• Induction: You should be treated like a new member of staff, and the induction should include emergency and evacuation procedures and relevant aspects of the employment policies and procedures for the company. The induction will probably include a tour of the premises to show you key facilities and personnel who can help you during your placement. The induction is an opportunity for you to take it all in and settle into the role for the time you are there.
• Monitoring and evaluation: The large majority of placements go very well for everyone concerned. However, as with actual employment, there are times when things may not go to plan. Be ready to record your learning, evaluate how a placement is progressing and say if it is not fulfilling any agreed aims and outcomes. An evaluation form asking for feedback on the process as well as linking back to your original aims and outcomes can provide a formal way to evaluate the benefits for you.
• Debrief: Once the placement has finished, set aside some time to properly evaluate the original learning outcomes you set. This debrief time will allow you to capture your thoughts and feelings, and encourage you to share your learning and identify links to support your future learning. Feedback from the employer on your placement could provide a personal reference which you can use for future work experience or job opportunities. It will also provide an opportunity to update your CV with an outline of what you achieved whilst on work experience.

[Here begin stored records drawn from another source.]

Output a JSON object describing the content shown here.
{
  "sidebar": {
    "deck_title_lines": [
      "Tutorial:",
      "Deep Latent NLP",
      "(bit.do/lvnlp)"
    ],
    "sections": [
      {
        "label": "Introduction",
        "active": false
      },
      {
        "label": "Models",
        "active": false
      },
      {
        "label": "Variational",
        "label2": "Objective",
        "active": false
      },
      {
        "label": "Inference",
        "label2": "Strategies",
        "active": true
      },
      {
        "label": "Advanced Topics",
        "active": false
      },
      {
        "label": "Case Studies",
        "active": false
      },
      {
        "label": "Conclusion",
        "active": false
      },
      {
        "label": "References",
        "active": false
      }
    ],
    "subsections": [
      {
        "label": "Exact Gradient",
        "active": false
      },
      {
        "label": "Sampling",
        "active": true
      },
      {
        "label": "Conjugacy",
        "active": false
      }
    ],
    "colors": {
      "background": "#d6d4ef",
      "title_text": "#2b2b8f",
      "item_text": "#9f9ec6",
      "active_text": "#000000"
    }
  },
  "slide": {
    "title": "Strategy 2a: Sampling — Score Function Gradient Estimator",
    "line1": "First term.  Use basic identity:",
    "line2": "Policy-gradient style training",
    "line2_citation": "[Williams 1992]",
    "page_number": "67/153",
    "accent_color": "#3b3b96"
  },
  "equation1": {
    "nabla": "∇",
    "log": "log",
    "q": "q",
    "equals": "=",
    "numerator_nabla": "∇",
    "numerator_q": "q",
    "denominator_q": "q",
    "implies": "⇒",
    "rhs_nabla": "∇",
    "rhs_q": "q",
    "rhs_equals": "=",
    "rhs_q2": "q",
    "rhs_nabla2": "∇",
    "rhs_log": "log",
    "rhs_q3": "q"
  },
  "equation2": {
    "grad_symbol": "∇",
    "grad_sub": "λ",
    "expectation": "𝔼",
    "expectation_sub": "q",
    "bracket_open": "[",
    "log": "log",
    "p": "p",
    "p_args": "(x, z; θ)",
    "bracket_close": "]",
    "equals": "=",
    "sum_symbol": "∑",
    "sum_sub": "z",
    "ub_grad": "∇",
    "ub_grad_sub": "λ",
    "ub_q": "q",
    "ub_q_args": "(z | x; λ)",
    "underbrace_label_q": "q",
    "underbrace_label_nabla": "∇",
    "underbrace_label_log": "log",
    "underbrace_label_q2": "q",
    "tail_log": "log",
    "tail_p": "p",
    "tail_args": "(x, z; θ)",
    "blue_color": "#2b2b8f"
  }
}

As a common courtesy, a letter of thanks will go a long way in demonstrating to the employer your appreciation for the time they volunteered and access they offered to their company. At the end of the day, it is important to make the most of the valuable opportunity work experience provides. So evaluate the whole learning process, asking yourself what you learned, what you enjoyed, what you found difficult and whether you would like to do it again. If things did not go according to plan, it is also beneficial to consider why this was and what you can do to prevent this from happening in the future. It could be that you simply did not enjoy the type of work or the environment. Either way, this is still important learning and will help you establish where you do want to work, as well as where you may not. You will also have gained some transferable skills and useful insights that you will draw upon whenever you get that first legal job.